# [Recorded data]
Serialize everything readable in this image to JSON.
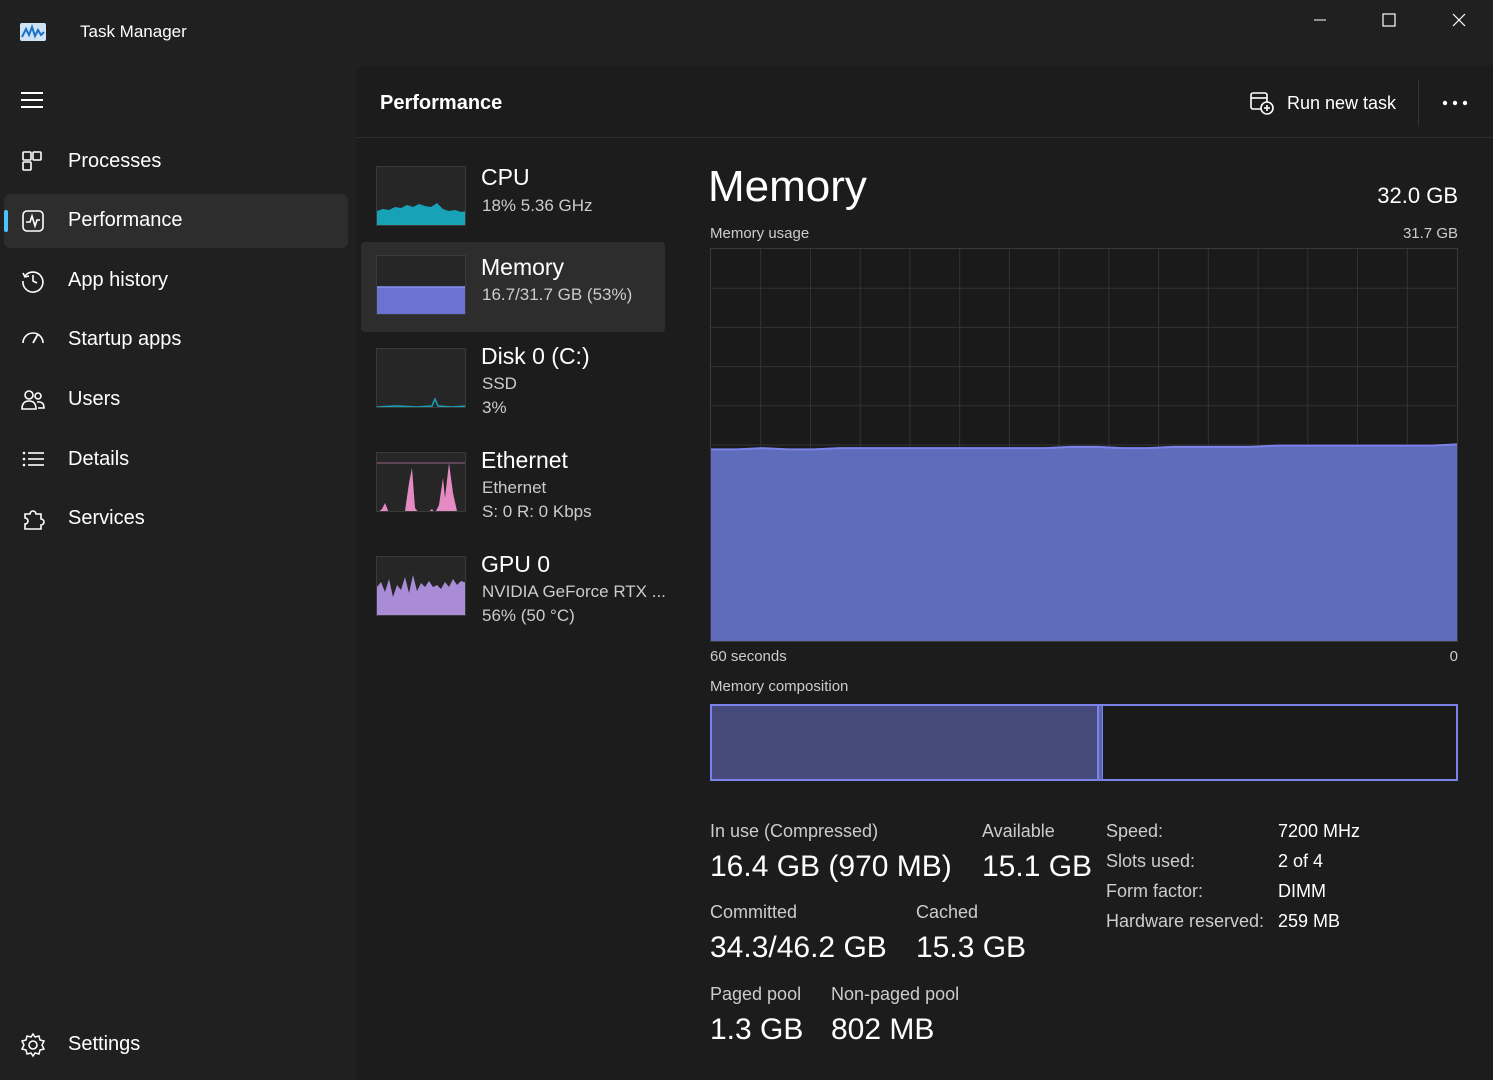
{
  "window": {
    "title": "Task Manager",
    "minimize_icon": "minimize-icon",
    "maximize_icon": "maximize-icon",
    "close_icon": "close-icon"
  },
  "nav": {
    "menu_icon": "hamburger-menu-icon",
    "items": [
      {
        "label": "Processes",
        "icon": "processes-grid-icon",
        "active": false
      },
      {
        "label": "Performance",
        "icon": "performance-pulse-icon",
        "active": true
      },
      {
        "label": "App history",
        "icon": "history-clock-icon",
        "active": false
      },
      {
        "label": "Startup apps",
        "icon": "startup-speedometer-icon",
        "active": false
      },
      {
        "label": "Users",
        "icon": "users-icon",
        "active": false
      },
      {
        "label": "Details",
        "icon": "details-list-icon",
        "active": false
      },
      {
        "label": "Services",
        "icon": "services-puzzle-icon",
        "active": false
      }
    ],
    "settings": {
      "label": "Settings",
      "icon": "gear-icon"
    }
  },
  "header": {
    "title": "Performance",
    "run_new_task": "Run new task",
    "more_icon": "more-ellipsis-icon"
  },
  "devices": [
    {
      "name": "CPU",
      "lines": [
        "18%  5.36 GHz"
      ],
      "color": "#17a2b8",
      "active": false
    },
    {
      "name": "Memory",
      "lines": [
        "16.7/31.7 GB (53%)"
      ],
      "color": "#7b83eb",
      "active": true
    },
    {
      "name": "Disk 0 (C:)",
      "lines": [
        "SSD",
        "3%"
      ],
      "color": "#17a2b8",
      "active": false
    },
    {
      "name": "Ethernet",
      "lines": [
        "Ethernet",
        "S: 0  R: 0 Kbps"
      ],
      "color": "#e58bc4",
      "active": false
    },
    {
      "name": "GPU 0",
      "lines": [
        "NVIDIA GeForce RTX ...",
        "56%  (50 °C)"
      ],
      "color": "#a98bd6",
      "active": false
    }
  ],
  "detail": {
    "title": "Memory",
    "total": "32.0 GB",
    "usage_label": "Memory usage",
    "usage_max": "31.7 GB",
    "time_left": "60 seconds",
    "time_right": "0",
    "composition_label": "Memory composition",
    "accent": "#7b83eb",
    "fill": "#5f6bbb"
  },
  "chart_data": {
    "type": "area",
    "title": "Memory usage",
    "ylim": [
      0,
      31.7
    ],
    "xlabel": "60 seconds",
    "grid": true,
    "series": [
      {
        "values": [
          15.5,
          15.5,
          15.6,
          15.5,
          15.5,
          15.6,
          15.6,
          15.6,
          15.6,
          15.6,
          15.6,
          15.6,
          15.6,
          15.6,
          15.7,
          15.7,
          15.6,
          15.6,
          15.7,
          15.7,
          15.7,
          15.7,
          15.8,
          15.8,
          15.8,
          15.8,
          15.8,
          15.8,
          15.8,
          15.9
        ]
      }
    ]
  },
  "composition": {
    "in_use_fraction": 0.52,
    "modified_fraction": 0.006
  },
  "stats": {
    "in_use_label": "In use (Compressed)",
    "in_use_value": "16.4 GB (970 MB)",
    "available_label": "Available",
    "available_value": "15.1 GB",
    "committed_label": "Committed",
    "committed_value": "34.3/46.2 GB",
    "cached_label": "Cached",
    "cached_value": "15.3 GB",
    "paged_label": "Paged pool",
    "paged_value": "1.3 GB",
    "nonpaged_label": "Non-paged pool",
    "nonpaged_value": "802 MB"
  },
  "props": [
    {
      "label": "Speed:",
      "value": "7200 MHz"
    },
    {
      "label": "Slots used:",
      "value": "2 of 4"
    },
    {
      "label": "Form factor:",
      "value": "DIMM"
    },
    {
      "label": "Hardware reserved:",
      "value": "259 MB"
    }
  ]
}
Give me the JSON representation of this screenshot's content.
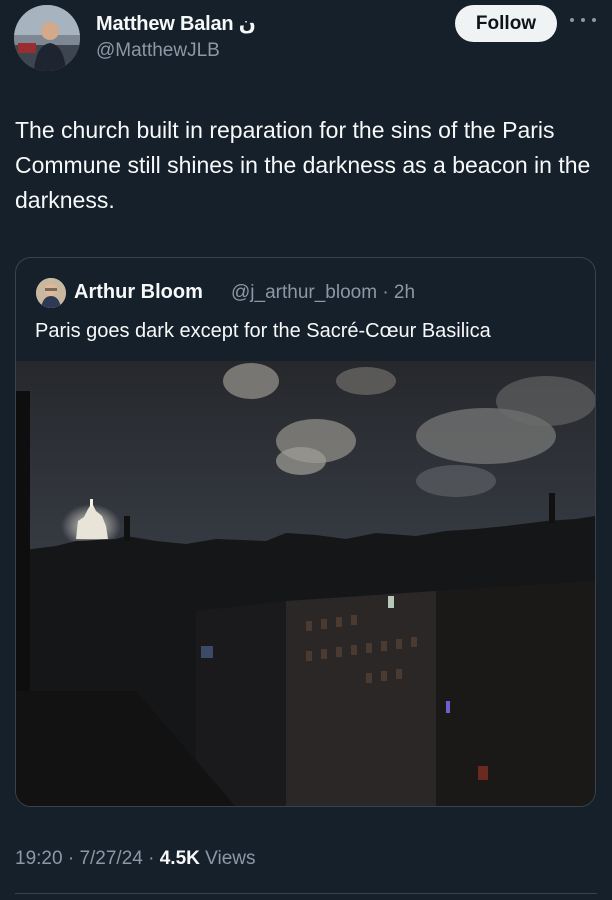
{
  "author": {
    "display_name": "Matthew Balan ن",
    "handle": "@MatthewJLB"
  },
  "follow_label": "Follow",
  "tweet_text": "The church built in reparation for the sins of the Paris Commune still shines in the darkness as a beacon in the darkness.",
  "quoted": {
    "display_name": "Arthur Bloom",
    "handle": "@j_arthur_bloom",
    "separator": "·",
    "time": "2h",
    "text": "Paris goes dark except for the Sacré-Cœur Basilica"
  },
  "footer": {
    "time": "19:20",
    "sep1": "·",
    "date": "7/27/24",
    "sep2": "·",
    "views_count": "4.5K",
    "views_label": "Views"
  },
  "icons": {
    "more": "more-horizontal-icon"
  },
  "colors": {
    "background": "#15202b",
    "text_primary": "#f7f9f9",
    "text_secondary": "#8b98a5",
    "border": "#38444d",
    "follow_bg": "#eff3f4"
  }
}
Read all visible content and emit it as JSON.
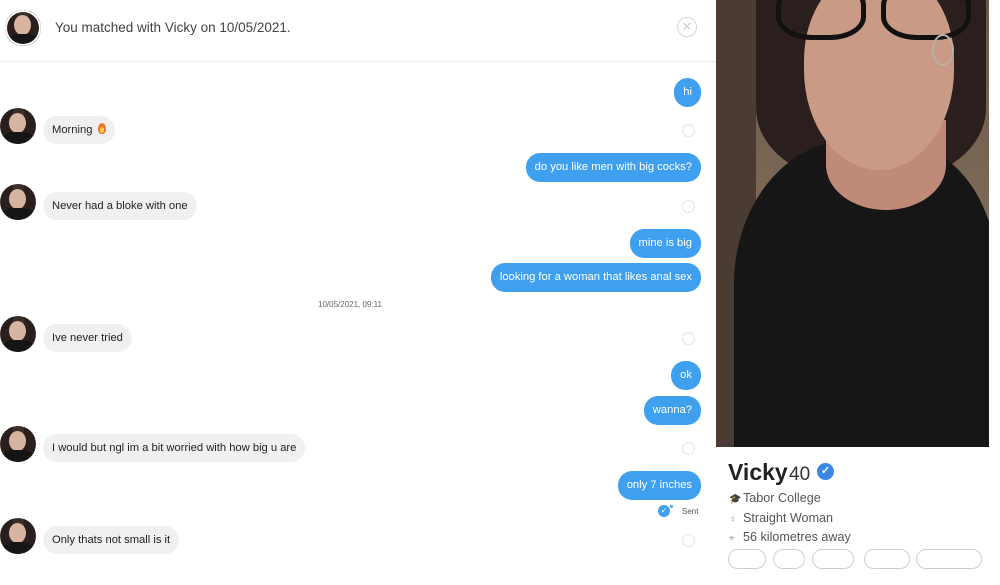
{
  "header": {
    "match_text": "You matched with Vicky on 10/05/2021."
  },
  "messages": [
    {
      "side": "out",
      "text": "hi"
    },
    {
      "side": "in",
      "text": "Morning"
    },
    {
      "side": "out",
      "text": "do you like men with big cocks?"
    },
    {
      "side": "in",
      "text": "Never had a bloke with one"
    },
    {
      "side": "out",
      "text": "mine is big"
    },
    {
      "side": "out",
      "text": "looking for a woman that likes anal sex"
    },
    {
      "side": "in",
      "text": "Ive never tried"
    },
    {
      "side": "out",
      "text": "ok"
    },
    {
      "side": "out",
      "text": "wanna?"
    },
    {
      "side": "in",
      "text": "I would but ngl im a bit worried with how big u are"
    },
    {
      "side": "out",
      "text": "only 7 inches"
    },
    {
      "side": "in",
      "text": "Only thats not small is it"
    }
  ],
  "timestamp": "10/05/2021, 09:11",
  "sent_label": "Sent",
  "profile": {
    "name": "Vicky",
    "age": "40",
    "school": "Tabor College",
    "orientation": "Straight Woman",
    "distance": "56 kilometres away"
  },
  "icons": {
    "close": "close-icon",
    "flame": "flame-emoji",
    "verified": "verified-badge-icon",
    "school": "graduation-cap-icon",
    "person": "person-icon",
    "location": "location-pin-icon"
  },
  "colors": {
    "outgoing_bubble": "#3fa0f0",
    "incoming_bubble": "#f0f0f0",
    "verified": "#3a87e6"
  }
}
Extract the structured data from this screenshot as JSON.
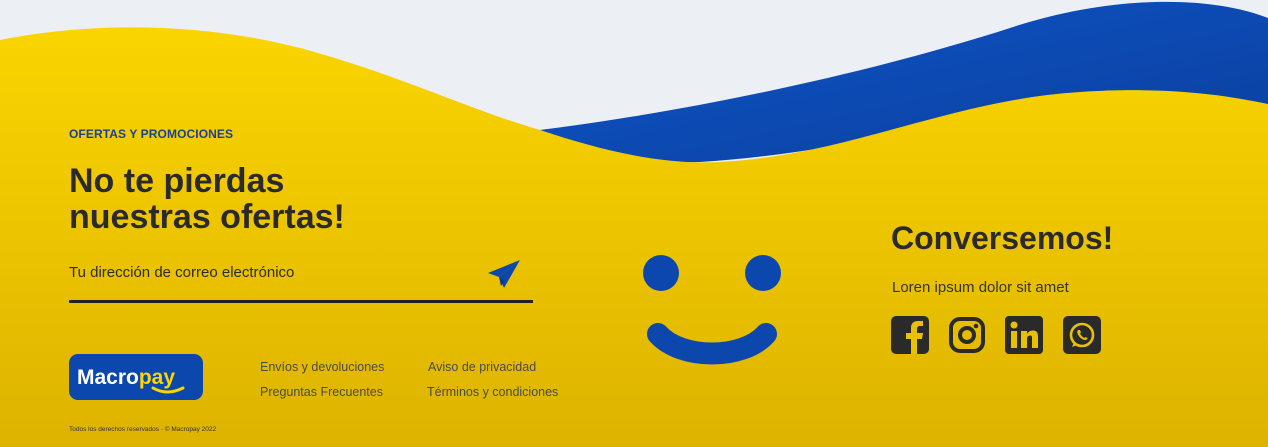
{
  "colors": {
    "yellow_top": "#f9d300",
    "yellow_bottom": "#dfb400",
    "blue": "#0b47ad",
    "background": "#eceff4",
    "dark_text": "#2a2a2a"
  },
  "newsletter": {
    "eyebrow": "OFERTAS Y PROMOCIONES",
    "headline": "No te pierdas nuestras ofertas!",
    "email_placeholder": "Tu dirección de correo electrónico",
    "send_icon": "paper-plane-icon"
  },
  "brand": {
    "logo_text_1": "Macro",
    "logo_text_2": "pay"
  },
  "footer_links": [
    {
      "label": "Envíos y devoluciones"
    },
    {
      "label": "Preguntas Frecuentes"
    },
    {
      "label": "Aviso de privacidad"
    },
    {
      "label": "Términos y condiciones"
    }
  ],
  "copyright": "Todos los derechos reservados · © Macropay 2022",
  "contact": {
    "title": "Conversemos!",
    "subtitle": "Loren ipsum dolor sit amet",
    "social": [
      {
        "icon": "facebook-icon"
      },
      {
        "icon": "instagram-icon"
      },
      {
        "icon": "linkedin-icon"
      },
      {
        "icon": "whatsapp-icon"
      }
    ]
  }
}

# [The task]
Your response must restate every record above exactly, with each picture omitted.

# [Answer section]
Serialize everything readable in this image to JSON.
{
  "window": {
    "title": "Task Manager",
    "minimize_icon": "minimize-icon",
    "maximize_icon": "maximize-icon",
    "close_icon": "close-icon"
  },
  "nav": {
    "menu_icon": "hamburger-menu-icon",
    "items": [
      {
        "label": "Processes",
        "icon": "processes-grid-icon",
        "active": false
      },
      {
        "label": "Performance",
        "icon": "performance-pulse-icon",
        "active": true
      },
      {
        "label": "App history",
        "icon": "history-clock-icon",
        "active": false
      },
      {
        "label": "Startup apps",
        "icon": "startup-speedometer-icon",
        "active": false
      },
      {
        "label": "Users",
        "icon": "users-icon",
        "active": false
      },
      {
        "label": "Details",
        "icon": "details-list-icon",
        "active": false
      },
      {
        "label": "Services",
        "icon": "services-puzzle-icon",
        "active": false
      }
    ],
    "settings": {
      "label": "Settings",
      "icon": "gear-icon"
    }
  },
  "header": {
    "title": "Performance",
    "run_new_task": "Run new task",
    "more_icon": "more-ellipsis-icon"
  },
  "devices": [
    {
      "name": "CPU",
      "lines": [
        "18%  5.36 GHz"
      ],
      "color": "#17a2b8",
      "active": false
    },
    {
      "name": "Memory",
      "lines": [
        "16.7/31.7 GB (53%)"
      ],
      "color": "#7b83eb",
      "active": true
    },
    {
      "name": "Disk 0 (C:)",
      "lines": [
        "SSD",
        "3%"
      ],
      "color": "#17a2b8",
      "active": false
    },
    {
      "name": "Ethernet",
      "lines": [
        "Ethernet",
        "S: 0  R: 0 Kbps"
      ],
      "color": "#e58bc4",
      "active": false
    },
    {
      "name": "GPU 0",
      "lines": [
        "NVIDIA GeForce RTX ...",
        "56%  (50 °C)"
      ],
      "color": "#a98bd6",
      "active": false
    }
  ],
  "detail": {
    "title": "Memory",
    "total": "32.0 GB",
    "usage_label": "Memory usage",
    "usage_max": "31.7 GB",
    "time_left": "60 seconds",
    "time_right": "0",
    "composition_label": "Memory composition",
    "accent": "#7b83eb",
    "fill": "#5f6bbb"
  },
  "chart_data": {
    "type": "area",
    "title": "Memory usage",
    "ylim": [
      0,
      31.7
    ],
    "xlabel": "60 seconds",
    "grid": true,
    "series": [
      {
        "values": [
          15.5,
          15.5,
          15.6,
          15.5,
          15.5,
          15.6,
          15.6,
          15.6,
          15.6,
          15.6,
          15.6,
          15.6,
          15.6,
          15.6,
          15.7,
          15.7,
          15.6,
          15.6,
          15.7,
          15.7,
          15.7,
          15.7,
          15.8,
          15.8,
          15.8,
          15.8,
          15.8,
          15.8,
          15.8,
          15.9
        ]
      }
    ]
  },
  "composition": {
    "in_use_fraction": 0.52,
    "modified_fraction": 0.006
  },
  "stats": {
    "in_use_label": "In use (Compressed)",
    "in_use_value": "16.4 GB (970 MB)",
    "available_label": "Available",
    "available_value": "15.1 GB",
    "committed_label": "Committed",
    "committed_value": "34.3/46.2 GB",
    "cached_label": "Cached",
    "cached_value": "15.3 GB",
    "paged_label": "Paged pool",
    "paged_value": "1.3 GB",
    "nonpaged_label": "Non-paged pool",
    "nonpaged_value": "802 MB"
  },
  "props": [
    {
      "label": "Speed:",
      "value": "7200 MHz"
    },
    {
      "label": "Slots used:",
      "value": "2 of 4"
    },
    {
      "label": "Form factor:",
      "value": "DIMM"
    },
    {
      "label": "Hardware reserved:",
      "value": "259 MB"
    }
  ]
}
Give me the JSON representation of this screenshot's content.
{
  "author": {
    "display_name": "Matthew Balan ن",
    "handle": "@MatthewJLB"
  },
  "follow_label": "Follow",
  "tweet_text": "The church built in reparation for the sins of the Paris Commune still shines in the darkness as a beacon in the darkness.",
  "quoted": {
    "display_name": "Arthur Bloom",
    "handle": "@j_arthur_bloom",
    "separator": "·",
    "time": "2h",
    "text": "Paris goes dark except for the Sacré-Cœur Basilica"
  },
  "footer": {
    "time": "19:20",
    "sep1": "·",
    "date": "7/27/24",
    "sep2": "·",
    "views_count": "4.5K",
    "views_label": "Views"
  },
  "icons": {
    "more": "more-horizontal-icon"
  },
  "colors": {
    "background": "#15202b",
    "text_primary": "#f7f9f9",
    "text_secondary": "#8b98a5",
    "border": "#38444d",
    "follow_bg": "#eff3f4"
  }
}
Read all visible content and emit it as JSON.
{
  "header": {
    "match_text": "You matched with Vicky on 10/05/2021."
  },
  "messages": [
    {
      "side": "out",
      "text": "hi"
    },
    {
      "side": "in",
      "text": "Morning"
    },
    {
      "side": "out",
      "text": "do you like men with big cocks?"
    },
    {
      "side": "in",
      "text": "Never had a bloke with one"
    },
    {
      "side": "out",
      "text": "mine is big"
    },
    {
      "side": "out",
      "text": "looking for a woman that likes anal sex"
    },
    {
      "side": "in",
      "text": "Ive never tried"
    },
    {
      "side": "out",
      "text": "ok"
    },
    {
      "side": "out",
      "text": "wanna?"
    },
    {
      "side": "in",
      "text": "I would but ngl im a bit worried with how big u are"
    },
    {
      "side": "out",
      "text": "only 7 inches"
    },
    {
      "side": "in",
      "text": "Only thats not small is it"
    }
  ],
  "timestamp": "10/05/2021, 09:11",
  "sent_label": "Sent",
  "profile": {
    "name": "Vicky",
    "age": "40",
    "school": "Tabor College",
    "orientation": "Straight Woman",
    "distance": "56 kilometres away"
  },
  "icons": {
    "close": "close-icon",
    "flame": "flame-emoji",
    "verified": "verified-badge-icon",
    "school": "graduation-cap-icon",
    "person": "person-icon",
    "location": "location-pin-icon"
  },
  "colors": {
    "outgoing_bubble": "#3fa0f0",
    "incoming_bubble": "#f0f0f0",
    "verified": "#3a87e6"
  }
}
Extract the structured data from this screenshot as JSON.
{
  "colors": {
    "yellow_top": "#f9d300",
    "yellow_bottom": "#dfb400",
    "blue": "#0b47ad",
    "background": "#eceff4",
    "dark_text": "#2a2a2a"
  },
  "newsletter": {
    "eyebrow": "OFERTAS Y PROMOCIONES",
    "headline": "No te pierdas nuestras ofertas!",
    "email_placeholder": "Tu dirección de correo electrónico",
    "send_icon": "paper-plane-icon"
  },
  "brand": {
    "logo_text_1": "Macro",
    "logo_text_2": "pay"
  },
  "footer_links": [
    {
      "label": "Envíos y devoluciones"
    },
    {
      "label": "Preguntas Frecuentes"
    },
    {
      "label": "Aviso de privacidad"
    },
    {
      "label": "Términos y condiciones"
    }
  ],
  "copyright": "Todos los derechos reservados · © Macropay 2022",
  "contact": {
    "title": "Conversemos!",
    "subtitle": "Loren ipsum dolor sit amet",
    "social": [
      {
        "icon": "facebook-icon"
      },
      {
        "icon": "instagram-icon"
      },
      {
        "icon": "linkedin-icon"
      },
      {
        "icon": "whatsapp-icon"
      }
    ]
  }
}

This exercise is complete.